Facilitation as a style of leadership is rapidly gaining ground. In an environment of rapid change, no single person can see all that is going on and that needs to be done. Command and control styles of leadership under these conditions break down and die. People on the front lines have the information they need to respond to changes rapidly once given the authority and tools they need to act.
Facilitative leadership isn’t always appropriate, but it yields the best results when there’s time to employ it. The type of leadership we employ depends on the abilities, situation, and culture of our organization. For instance, facilitative approaches often fall flat in groups who are just learning the basic skills their work demands, or who have temperaments that require constant direction. Further, in crisis situations, with little time for discussion, command and control is often the leadership style of choice.
How does Facilitative Leadership compare to Visionary Leadership and Management?
In their book, “Managers as Facilitators, Richard Weaver & John Farrell distinguish between the visionary leader, the manager, and facilitator. The following table from their book summarizes the differences between each of these three roles.
Know when and where to use facilitative leadership
What do these characteristics bring up for you? Are there places where employing a more directive or visionary style might be appropriate for you? A more facilitative style?
Review the table above and note if there are places where you are using one style of leadership that would be better served by using another.
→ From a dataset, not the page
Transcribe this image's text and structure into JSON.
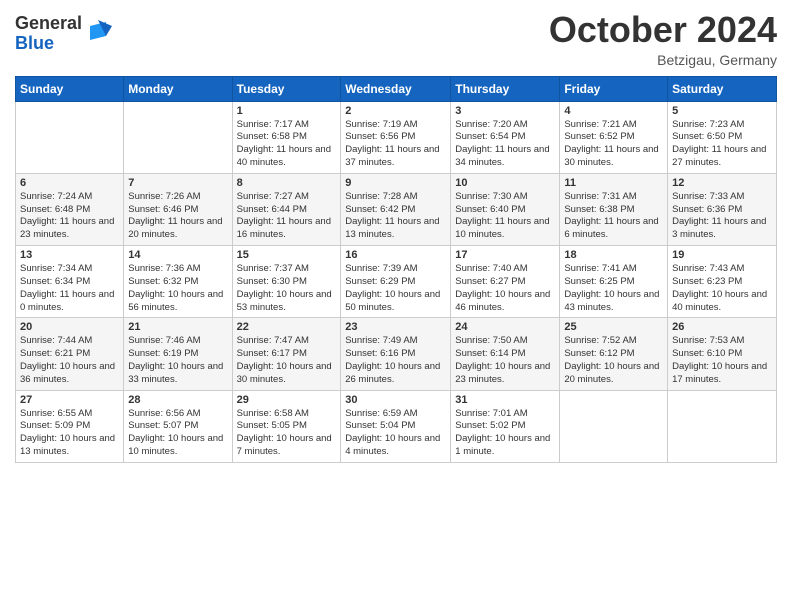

We’d love to hear what you come up with. Please share your questions, feedback, or experience on this topic in the comments section below.